Here’s a quick guide.
What’s a Coffee Detox?
Doing a coffee detox gives your body time to clear off caffeine from your system, which helps to reset the effectiveness of caffeine to some extent.
How to do a coffee detox?
Simply stop taking (or reduce your intake of) coffee for a predetermined duration.
If you find yourself reaching out for that daily cuppa, you could replace your coffee with another beverage such as green tea (still contains caffeine), rooibos tea or water.
The results varies across individuals,
Design your coffee detox around your needs
Although there are many recommendations out there, I think your coffee detox should be based on your schedule and your situation.
For example, if your work schedule is tight and you find that you can’t function without coffee, you may want to either cut coffee only on the weekends or reduce your coffee intake instead.
If you’re downing more than 4 cups a day, you may want to reduce your daily intake for a start instead of cutting coffee out immediately. This could reduce the occurrence of significant withdrawal symptoms, or simply prevent you from becoming a coffee deprived angsty zombie during your detox.
When should you consider a coffee detox?
Some folks do a coffee detox for weight loss reasons, others do it to reset their system. Your body is the best barometer for when you should consider a coffee detox.
Some signals include:
- When your daily dose of coffee no longer feel as effective,
- If you’re not sleeping well at night,
- If your hands start shaking after your coffee (this is common when you had too many cups),
- If you get restless after having your coffee,
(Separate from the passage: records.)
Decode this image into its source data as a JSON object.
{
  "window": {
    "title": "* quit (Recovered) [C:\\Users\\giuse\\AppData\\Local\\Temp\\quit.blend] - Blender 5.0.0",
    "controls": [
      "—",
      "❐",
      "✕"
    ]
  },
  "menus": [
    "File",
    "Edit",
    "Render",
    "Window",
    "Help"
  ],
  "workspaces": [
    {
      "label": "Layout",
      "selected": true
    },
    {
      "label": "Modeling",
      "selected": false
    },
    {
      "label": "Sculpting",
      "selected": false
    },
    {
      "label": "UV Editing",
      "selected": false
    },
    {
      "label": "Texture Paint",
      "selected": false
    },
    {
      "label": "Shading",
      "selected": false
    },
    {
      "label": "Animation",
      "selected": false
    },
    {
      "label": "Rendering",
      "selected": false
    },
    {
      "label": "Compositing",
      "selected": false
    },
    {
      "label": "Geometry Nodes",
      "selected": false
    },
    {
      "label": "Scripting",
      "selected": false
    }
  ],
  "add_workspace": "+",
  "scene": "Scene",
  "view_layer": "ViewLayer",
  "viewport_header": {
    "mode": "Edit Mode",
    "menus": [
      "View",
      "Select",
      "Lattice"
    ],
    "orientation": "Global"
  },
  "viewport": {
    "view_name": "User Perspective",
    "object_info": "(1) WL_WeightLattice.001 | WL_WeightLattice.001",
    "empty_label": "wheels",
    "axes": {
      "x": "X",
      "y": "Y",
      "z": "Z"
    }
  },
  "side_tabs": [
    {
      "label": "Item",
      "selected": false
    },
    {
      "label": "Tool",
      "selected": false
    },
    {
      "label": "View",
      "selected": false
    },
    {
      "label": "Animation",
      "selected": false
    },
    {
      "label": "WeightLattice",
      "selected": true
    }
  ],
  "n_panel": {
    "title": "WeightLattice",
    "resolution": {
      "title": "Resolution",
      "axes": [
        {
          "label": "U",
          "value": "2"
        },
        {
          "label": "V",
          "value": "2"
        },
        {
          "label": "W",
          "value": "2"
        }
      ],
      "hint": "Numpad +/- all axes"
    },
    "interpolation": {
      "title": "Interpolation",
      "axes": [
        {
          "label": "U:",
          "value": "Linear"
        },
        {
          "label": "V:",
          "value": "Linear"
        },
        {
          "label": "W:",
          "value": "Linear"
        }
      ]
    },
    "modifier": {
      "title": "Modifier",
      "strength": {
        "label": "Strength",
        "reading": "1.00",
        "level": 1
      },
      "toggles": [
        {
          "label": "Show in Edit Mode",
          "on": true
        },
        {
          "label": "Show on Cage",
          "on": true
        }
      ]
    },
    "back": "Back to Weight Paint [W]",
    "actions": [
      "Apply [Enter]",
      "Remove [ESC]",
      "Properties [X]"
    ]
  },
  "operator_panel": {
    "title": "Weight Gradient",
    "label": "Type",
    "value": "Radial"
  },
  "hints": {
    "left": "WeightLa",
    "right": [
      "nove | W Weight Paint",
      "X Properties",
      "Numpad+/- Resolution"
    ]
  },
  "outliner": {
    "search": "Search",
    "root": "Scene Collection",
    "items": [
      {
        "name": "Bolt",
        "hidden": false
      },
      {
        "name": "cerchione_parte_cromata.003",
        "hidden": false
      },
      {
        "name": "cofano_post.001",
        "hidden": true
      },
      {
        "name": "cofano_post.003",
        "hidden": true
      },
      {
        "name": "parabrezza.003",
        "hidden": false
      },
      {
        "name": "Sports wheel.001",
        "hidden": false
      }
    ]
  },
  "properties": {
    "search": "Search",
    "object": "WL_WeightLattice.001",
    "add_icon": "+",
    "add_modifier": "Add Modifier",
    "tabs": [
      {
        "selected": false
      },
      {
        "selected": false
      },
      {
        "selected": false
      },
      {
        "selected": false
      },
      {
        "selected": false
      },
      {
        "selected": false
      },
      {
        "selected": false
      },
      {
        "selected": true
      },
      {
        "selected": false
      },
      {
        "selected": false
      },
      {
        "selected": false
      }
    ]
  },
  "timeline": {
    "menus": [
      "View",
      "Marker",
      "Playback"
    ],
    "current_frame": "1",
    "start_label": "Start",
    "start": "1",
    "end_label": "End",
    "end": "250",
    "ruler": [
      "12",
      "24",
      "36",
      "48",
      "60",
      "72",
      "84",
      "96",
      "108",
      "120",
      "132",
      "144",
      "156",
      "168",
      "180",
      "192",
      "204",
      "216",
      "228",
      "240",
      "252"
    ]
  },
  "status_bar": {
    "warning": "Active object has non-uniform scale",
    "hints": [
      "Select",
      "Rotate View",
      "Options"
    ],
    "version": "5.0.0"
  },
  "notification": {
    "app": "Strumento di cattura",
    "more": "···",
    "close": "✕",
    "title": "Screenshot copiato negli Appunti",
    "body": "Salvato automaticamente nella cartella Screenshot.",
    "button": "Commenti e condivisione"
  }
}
- If you start feeling bloated after having coffee
Disclaimer: p.s. I’m not a doctor, you should seek professional medical advice if you don’t feel well after drinking coffee.
How long should your coffee detox be?
Most people would cut coffee for 1 to 2 weeks during their coffee detox.
Personally, I do my coffee detox based on my schedule.
- If I have a 3 day break, I would do a complete detox, avoiding any sources of caffeine (this includes tea, certain soft drinks, chocolates, and more)
- If I have a rare break of 1 to 2 weeks, I would cut coffee completely. I may allow myself a cup of green tea per day depending on the severity of the withdrawal symptoms.
Instead of going all in, my personal opinion is to plan the duration of your coffee detox based on your day-to-day schedule.
What science says
If you need more help deciding your duration, here’s what science says:
According to the Cleveland Clinic, it takes up to 10 hours to clear caffeine from your bloodstream. However, do keep in mind that the duration of 10 hours is based on a single dose of caffeine.
Based on a study by a group of researchers in Switzerland, the effects that caffeine has on the brain lasts even after 36 hours from the last cup of coffee.
And…according to this summary, caffeine withdrawals tend to last between 2 to 9 days.